Kampala, Uganda | THE INDEPENDENT | Uganda’s tea earnings have rebounded from a slight slump in March which was occasioned by the coronavirus pandemic lockdown that saw the Mombasa tea auction house temporarily shut.
According to official government figures, tea sellers earned more money in April, May, and June 2020, an indicator that the sector has put the COVID-19 slump behind. This is even though in April and May 2020, Uganda was under total lockdown.
For instance, in March, earnings were USD 5.15 million (18.9 billion Shillings), climbing to USD 6.14 million (22.5 billion Shillings) in April, and USD 6.49 million (23.8 billion Shillings) in May, reaching the highest monthly level in June at USD 7.02 million (25.7 billion Shillings). Between December and February 2020, earnings averaged USD 6 million (22 billion Shillings) per month.
George William Ssekitoleko, the chairman of Uganda Tea Association (UTA), said this was the picture in the sector at the moment. He added, however, the increased earnings are not due to better prices but due to increased production of the crop. Ssekitoleko said more production has pushed up by the good weather and more planting.
Indeed, the volume figures show that Uganda tea shipments have gone up in the last months. In April, Uganda shipped 5,937 metric tons. By June, the figure had jumped to 6,541 metric tons of tea sold outside.

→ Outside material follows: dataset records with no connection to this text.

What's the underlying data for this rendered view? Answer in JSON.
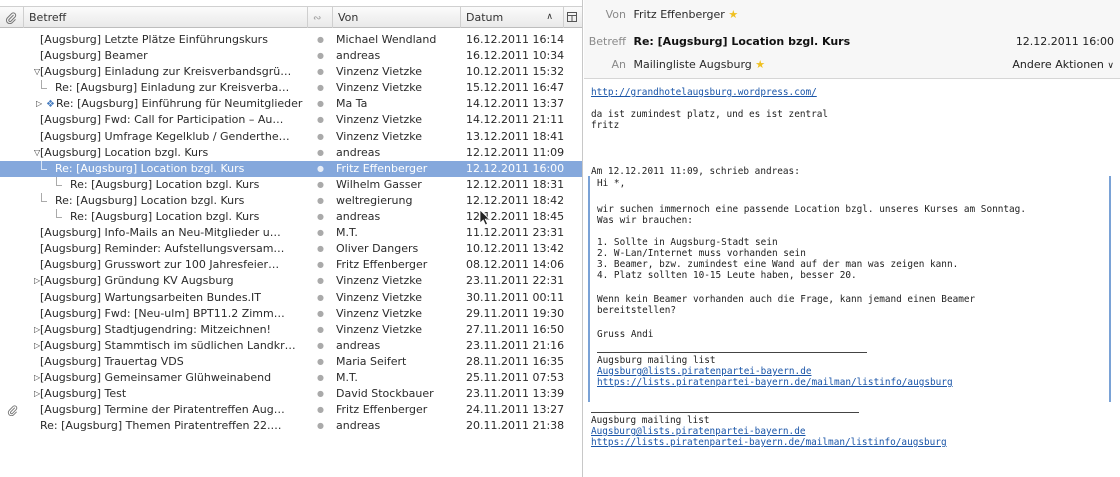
{
  "columns": {
    "subject": "Betreff",
    "from": "Von",
    "date": "Datum",
    "sort_direction": "ascending"
  },
  "messages": [
    {
      "subject": "[Augsburg] Letzte Plätze Einführungskurs",
      "from": "Michael Wendland",
      "date": "16.12.2011 16:14"
    },
    {
      "subject": "[Augsburg] Beamer",
      "from": "andreas",
      "date": "16.12.2011 10:34"
    },
    {
      "subject": "[Augsburg] Einladung zur Kreisverbandsgrü…",
      "from": "Vinzenz Vietzke",
      "date": "10.12.2011 15:32"
    },
    {
      "subject": "Re: [Augsburg] Einladung zur Kreisverba…",
      "from": "Vinzenz Vietzke",
      "date": "15.12.2011 16:47"
    },
    {
      "subject": "Re: [Augsburg] Einführung für Neumitglieder",
      "from": "Ma Ta",
      "date": "14.12.2011 13:37"
    },
    {
      "subject": "[Augsburg] Fwd: Call for Participation – Au…",
      "from": "Vinzenz Vietzke",
      "date": "14.12.2011 21:11"
    },
    {
      "subject": "[Augsburg] Umfrage Kegelklub / Genderthe…",
      "from": "Vinzenz Vietzke",
      "date": "13.12.2011 18:41"
    },
    {
      "subject": "[Augsburg] Location bzgl. Kurs",
      "from": "andreas",
      "date": "12.12.2011 11:09"
    },
    {
      "subject": "Re: [Augsburg] Location bzgl. Kurs",
      "from": "Fritz Effenberger",
      "date": "12.12.2011 16:00"
    },
    {
      "subject": "Re: [Augsburg] Location bzgl. Kurs",
      "from": "Wilhelm Gasser",
      "date": "12.12.2011 18:31"
    },
    {
      "subject": "Re: [Augsburg] Location bzgl. Kurs",
      "from": "weltregierung",
      "date": "12.12.2011 18:42"
    },
    {
      "subject": "Re: [Augsburg] Location bzgl. Kurs",
      "from": "andreas",
      "date": "12.12.2011 18:45"
    },
    {
      "subject": "[Augsburg] Info-Mails an Neu-Mitglieder u…",
      "from": "M.T.",
      "date": "11.12.2011 23:31"
    },
    {
      "subject": "[Augsburg] Reminder: Aufstellungsversam…",
      "from": "Oliver Dangers",
      "date": "10.12.2011 13:42"
    },
    {
      "subject": "[Augsburg] Grusswort zur 100 Jahresfeier…",
      "from": "Fritz Effenberger",
      "date": "08.12.2011 14:06"
    },
    {
      "subject": "[Augsburg] Gründung KV Augsburg",
      "from": "Vinzenz Vietzke",
      "date": "23.11.2011 22:31"
    },
    {
      "subject": "[Augsburg] Wartungsarbeiten Bundes.IT",
      "from": "Vinzenz Vietzke",
      "date": "30.11.2011 00:11"
    },
    {
      "subject": "[Augsburg] Fwd: [Neu-ulm] BPT11.2 Zimm…",
      "from": "Vinzenz Vietzke",
      "date": "29.11.2011 19:30"
    },
    {
      "subject": "[Augsburg] Stadtjugendring: Mitzeichnen!",
      "from": "Vinzenz Vietzke",
      "date": "27.11.2011 16:50"
    },
    {
      "subject": "[Augsburg] Stammtisch im südlichen Landkr…",
      "from": "andreas",
      "date": "23.11.2011 21:16"
    },
    {
      "subject": "[Augsburg] Trauertag VDS",
      "from": "Maria Seifert",
      "date": "28.11.2011 16:35"
    },
    {
      "subject": "[Augsburg] Gemeinsamer Glühweinabend",
      "from": "M.T.",
      "date": "25.11.2011 07:53"
    },
    {
      "subject": "[Augsburg] Test",
      "from": "David Stockbauer",
      "date": "23.11.2011 13:39"
    },
    {
      "subject": "[Augsburg] Termine der Piratentreffen Aug…",
      "from": "Fritz Effenberger",
      "date": "24.11.2011 13:27"
    },
    {
      "subject": "Re: [Augsburg] Themen Piratentreffen 22.…",
      "from": "andreas",
      "date": "20.11.2011 21:38"
    }
  ],
  "message_view": {
    "from_label": "Von",
    "from_value": "Fritz Effenberger",
    "subject_label": "Betreff",
    "subject_value": "Re: [Augsburg] Location bzgl. Kurs",
    "date_value": "12.12.2011 16:00",
    "to_label": "An",
    "to_value": "Mailingliste Augsburg",
    "more_actions": "Andere Aktionen"
  },
  "body": {
    "link1": "http://grandhotelaugsburg.wordpress.com/",
    "p1_l1": "da ist zumindest platz, und es ist zentral",
    "p1_l2": "fritz",
    "quote_intro": "Am 12.12.2011 11:09, schrieb andreas:",
    "q1": "Hi *,",
    "q2": "wir suchen immernoch eine passende Location bzgl. unseres Kurses am Sonntag.",
    "q3": "Was wir brauchen:",
    "q4": "1. Sollte in Augsburg-Stadt sein",
    "q5": "2. W-Lan/Internet muss vorhanden sein",
    "q6": "3. Beamer, bzw. zumindest eine Wand auf der man was zeigen kann.",
    "q7": "4. Platz sollten 10-15 Leute haben, besser 20.",
    "q8": "Wenn kein Beamer vorhanden auch die Frage, kann jemand einen Beamer",
    "q9": "bereitstellen?",
    "q10": "Gruss Andi",
    "q_list": "Augsburg mailing list",
    "q_mail": "Augsburg@lists.piratenpartei-bayern.de",
    "q_url": "https://lists.piratenpartei-bayern.de/mailman/listinfo/augsburg",
    "s_list": "Augsburg mailing list",
    "s_mail": "Augsburg@lists.piratenpartei-bayern.de",
    "s_url": "https://lists.piratenpartei-bayern.de/mailman/listinfo/augsburg"
  }
}
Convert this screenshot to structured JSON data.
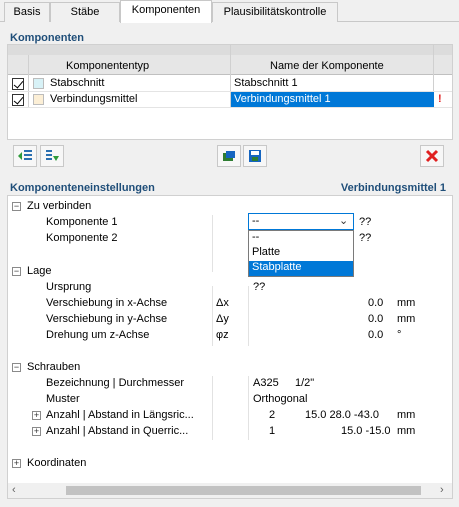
{
  "tabs": [
    "Basis",
    "Stäbe",
    "Komponenten",
    "Plausibilitätskontrolle"
  ],
  "components": {
    "title": "Komponenten",
    "col_type": "Komponententyp",
    "col_name": "Name der Komponente",
    "rows": [
      {
        "type": "Stabschnitt",
        "name": "Stabschnitt 1",
        "swatch": "#d8f2f7"
      },
      {
        "type": "Verbindungsmittel",
        "name": "Verbindungsmittel 1",
        "swatch": "#fcefd6",
        "warning": "!"
      }
    ]
  },
  "settings": {
    "title": "Komponenteneinstellungen",
    "current": "Verbindungsmittel 1",
    "groups": {
      "zu_verbinden": "Zu verbinden",
      "lage": "Lage",
      "schrauben": "Schrauben",
      "koordinaten": "Koordinaten"
    },
    "k1": {
      "label": "Komponente 1",
      "value": "--",
      "extra": "??"
    },
    "k2": {
      "label": "Komponente 2",
      "extra": "??"
    },
    "dropdown_options": [
      "--",
      "Platte",
      "Stabplatte"
    ],
    "ursprung": {
      "label": "Ursprung",
      "value": "??"
    },
    "vx": {
      "label": "Verschiebung in x-Achse",
      "sym": "Δx",
      "value": "0.0",
      "unit": "mm"
    },
    "vy": {
      "label": "Verschiebung in y-Achse",
      "sym": "Δy",
      "value": "0.0",
      "unit": "mm"
    },
    "rz": {
      "label": "Drehung um z-Achse",
      "sym": "φz",
      "value": "0.0",
      "unit": "°"
    },
    "bez": {
      "label": "Bezeichnung | Durchmesser",
      "v1": "A325",
      "v2": "1/2\""
    },
    "muster": {
      "label": "Muster",
      "value": "Orthogonal"
    },
    "al": {
      "label": "Anzahl | Abstand in Längsric...",
      "n": "2",
      "vals": "15.0 28.0 -43.0",
      "unit": "mm"
    },
    "aq": {
      "label": "Anzahl | Abstand in Querric...",
      "n": "1",
      "vals": "15.0 -15.0",
      "unit": "mm"
    }
  },
  "colors": {
    "accent": "#0078d7",
    "title": "#1f4e79",
    "delete": "#e02020"
  }
}
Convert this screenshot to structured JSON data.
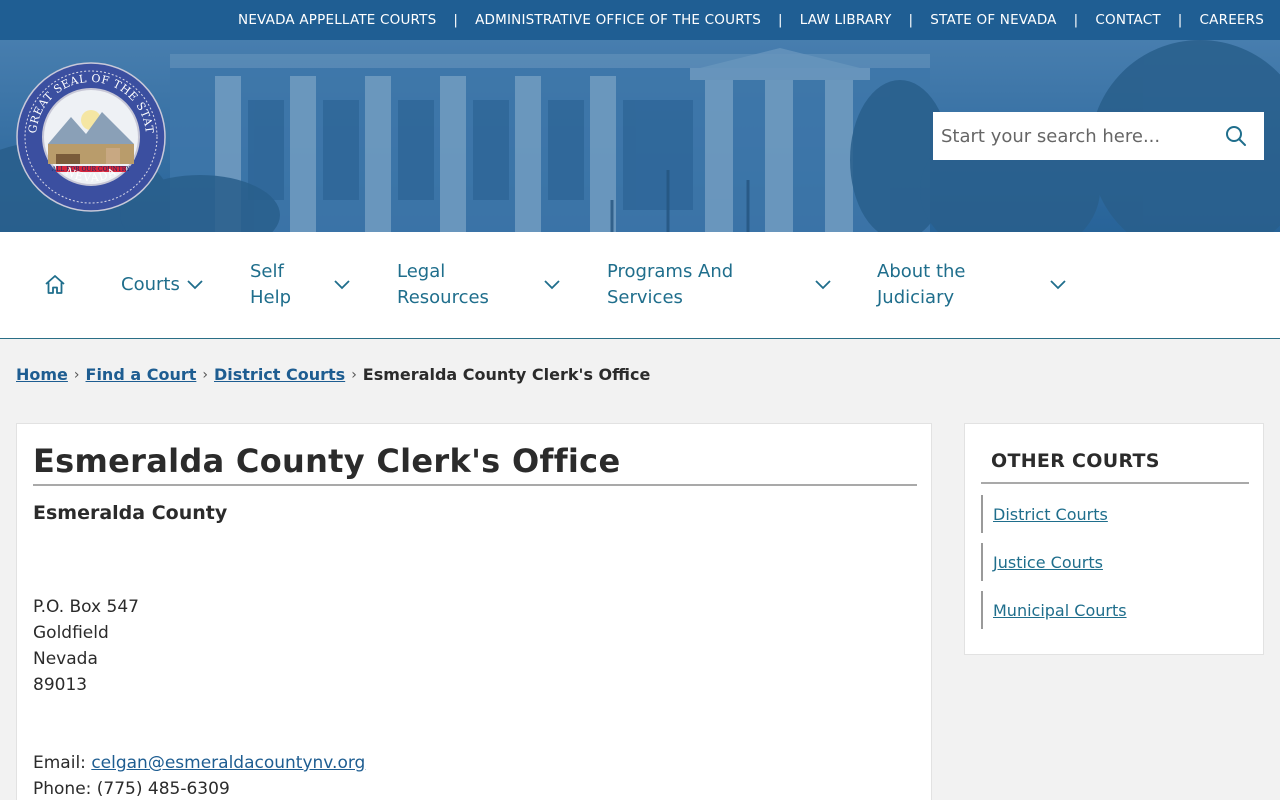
{
  "topbar": {
    "links": [
      "NEVADA APPELLATE COURTS",
      "ADMINISTRATIVE OFFICE OF THE COURTS",
      "LAW LIBRARY",
      "STATE OF NEVADA",
      "CONTACT",
      "CAREERS"
    ],
    "separator": "|"
  },
  "header": {
    "seal": {
      "top_text": "THE GREAT SEAL OF THE STATE OF",
      "bottom_text": "NEVADA",
      "motto": "ALL FOR OUR COUNTRY"
    },
    "search": {
      "placeholder": "Start your search here..."
    }
  },
  "nav": {
    "home_icon": "home-icon",
    "items": [
      {
        "label_line1": "Courts",
        "label_line2": ""
      },
      {
        "label_line1": "Self",
        "label_line2": "Help"
      },
      {
        "label_line1": "Legal",
        "label_line2": "Resources"
      },
      {
        "label_line1": "Programs And",
        "label_line2": "Services"
      },
      {
        "label_line1": "About the",
        "label_line2": "Judiciary"
      }
    ]
  },
  "breadcrumb": {
    "items": [
      "Home",
      "Find a Court",
      "District Courts"
    ],
    "current": "Esmeralda County Clerk's Office"
  },
  "main": {
    "title": "Esmeralda County Clerk's Office",
    "county": "Esmeralda County",
    "address": [
      "P.O. Box 547",
      "Goldfield",
      "Nevada",
      "89013"
    ],
    "email_label": "Email:",
    "email": "celgan@esmeraldacountynv.org",
    "phone_label": "Phone:",
    "phone": "(775) 485-6309"
  },
  "sidebar": {
    "title": "OTHER COURTS",
    "links": [
      "District Courts",
      "Justice Courts",
      "Municipal Courts"
    ]
  },
  "colors": {
    "topbar": "#1f5e93",
    "nav_text": "#1f6e8c",
    "link": "#1e5d91",
    "background": "#f2f2f2"
  }
}
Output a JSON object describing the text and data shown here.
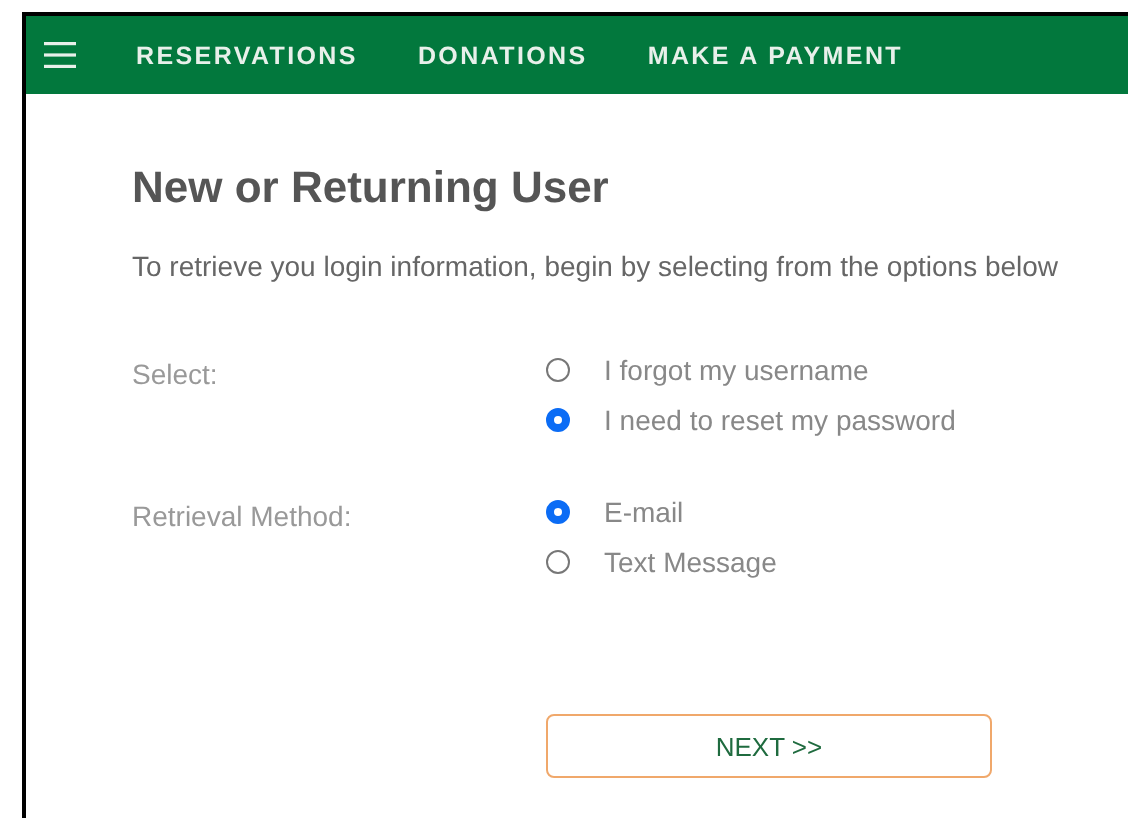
{
  "nav": {
    "items": [
      {
        "label": "RESERVATIONS"
      },
      {
        "label": "DONATIONS"
      },
      {
        "label": "MAKE A PAYMENT"
      }
    ]
  },
  "heading": "New or Returning User",
  "intro": "To retrieve you login information, begin by selecting from the options below",
  "groups": [
    {
      "label": "Select:",
      "options": [
        {
          "label": "I forgot my username",
          "selected": false
        },
        {
          "label": "I need to reset my password",
          "selected": true
        }
      ]
    },
    {
      "label": "Retrieval Method:",
      "options": [
        {
          "label": "E-mail",
          "selected": true
        },
        {
          "label": "Text Message",
          "selected": false
        }
      ]
    }
  ],
  "next_button": "NEXT >>"
}
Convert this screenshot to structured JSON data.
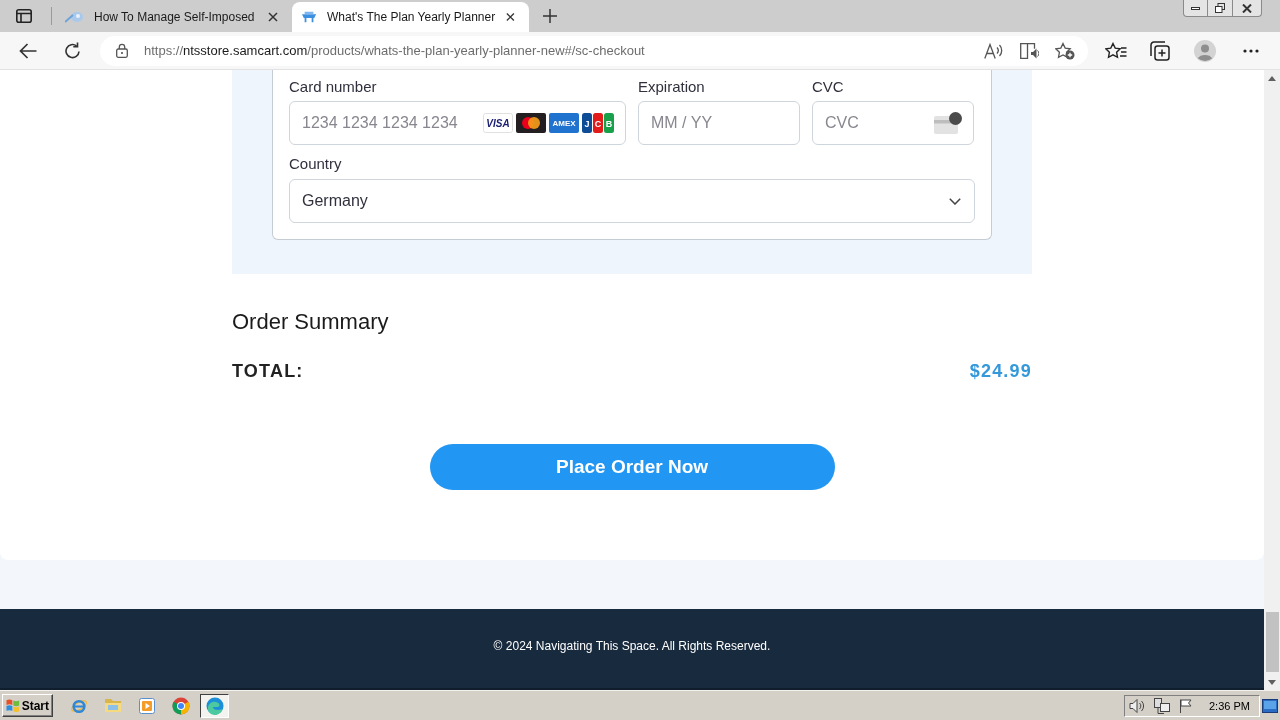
{
  "browser": {
    "tabs": [
      {
        "title": "How To Manage Self-Imposed",
        "selected": false
      },
      {
        "title": "What's The Plan Yearly Planner",
        "selected": true
      }
    ],
    "address": "https://ntsstore.samcart.com/products/whats-the-plan-yearly-planner-new#/sc-checkout"
  },
  "payment": {
    "fields": [
      {
        "kind": "card_number",
        "label": "Card number",
        "placeholder": "1234 1234 1234 1234",
        "brands": [
          {
            "kind": "visa",
            "text": "VISA"
          },
          {
            "kind": "mastercard"
          },
          {
            "kind": "amex",
            "text": "AMEX"
          },
          {
            "kind": "jcb",
            "text": "JCB"
          }
        ]
      },
      {
        "kind": "expiry",
        "label": "Expiration",
        "placeholder": "MM / YY"
      },
      {
        "kind": "cvc",
        "label": "CVC",
        "placeholder": "CVC"
      }
    ],
    "country": {
      "label": "Country",
      "value": "Germany"
    }
  },
  "order_summary": {
    "title": "Order Summary",
    "total_label": "TOTAL:",
    "total_value": "$24.99"
  },
  "place_order_button": {
    "label": "Place Order Now"
  },
  "footer": {
    "copyright": "© 2024 Navigating This Space. All Rights Reserved."
  },
  "taskbar": {
    "start_label": "Start",
    "clock": "2:36 PM"
  }
}
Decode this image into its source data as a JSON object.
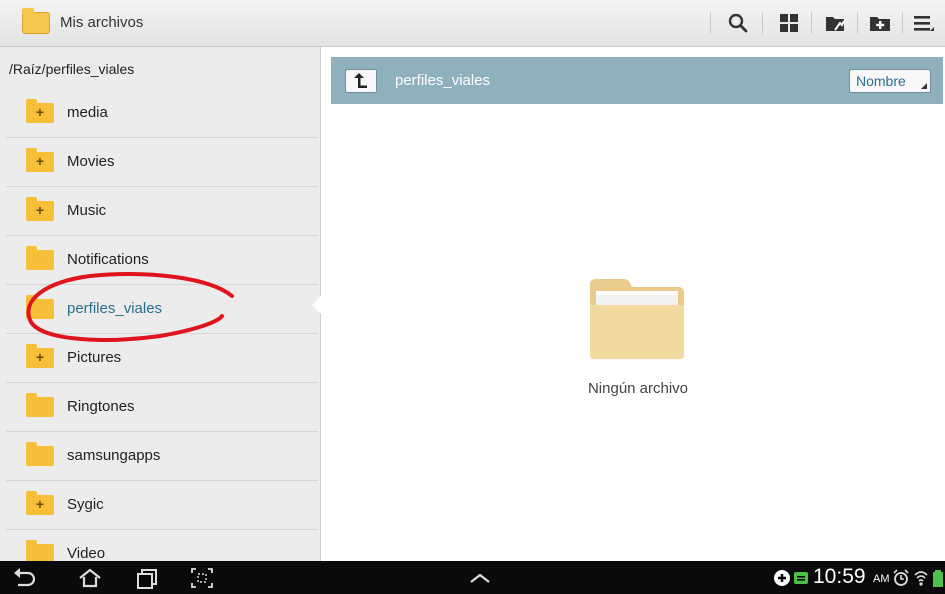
{
  "app": {
    "title": "Mis archivos"
  },
  "toolbar": {
    "icons": [
      "search-icon",
      "grid-view-icon",
      "move-folder-icon",
      "new-folder-icon",
      "menu-icon"
    ]
  },
  "sidebar": {
    "path": "/Raíz/perfiles_viales",
    "items": [
      {
        "label": "media",
        "has_subfolders": true
      },
      {
        "label": "Movies",
        "has_subfolders": true
      },
      {
        "label": "Music",
        "has_subfolders": true
      },
      {
        "label": "Notifications",
        "has_subfolders": false
      },
      {
        "label": "perfiles_viales",
        "has_subfolders": false,
        "selected": true
      },
      {
        "label": "Pictures",
        "has_subfolders": true
      },
      {
        "label": "Ringtones",
        "has_subfolders": false
      },
      {
        "label": "samsungapps",
        "has_subfolders": false
      },
      {
        "label": "Sygic",
        "has_subfolders": true
      },
      {
        "label": "Video",
        "has_subfolders": false
      }
    ],
    "plus_glyph": "+"
  },
  "main": {
    "current_folder": "perfiles_viales",
    "sort_label": "Nombre",
    "empty_text": "Ningún archivo"
  },
  "statusbar": {
    "time": "10:59",
    "ampm": "AM"
  },
  "colors": {
    "folder": "#f7be37",
    "header_bar": "#8fb0bd",
    "selected_text": "#2b6f8f",
    "annotation": "#e0141c"
  }
}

Even with more volumes being sold, Uganda’s tea continues to attract low prices compared to Rwanda, Kenya, and Burundi at the Mombasa auction house. For instance, in June, Rwanda’s tea sold its tea at 9,000 Shillings per kilogram, Burundi 7,000 Shillings per kilogram while Kenya at slightly above 6,000 Shillings per kilogram.
Uganda came distant fourth with its tea selling at slightly above 4,000 Shillings per kilogram, according to the East African Coffee auction report. Ssekitoleko said that Uganda’s tea was priced low partly because it is from a low altitude. Kenya, Rwanda, and Burundi tea is associated with high altitude and therefore liked by the dealers.
Dr Ezra Munyambonera, a senior research fellow at the Economic Policy Research Centre (EPRC), a think tank, blames the low prices on the poor quality as a result of poor plucking methods and the transportation of the green leaves. Munyambonera said farmers were plucking more leaves than they were supposed to, undermining the quality of the tea they sell.
Uganda’s annual exports of tea average 65,000 metric tons annually and experts think this figure can be improved with better agronomical practices.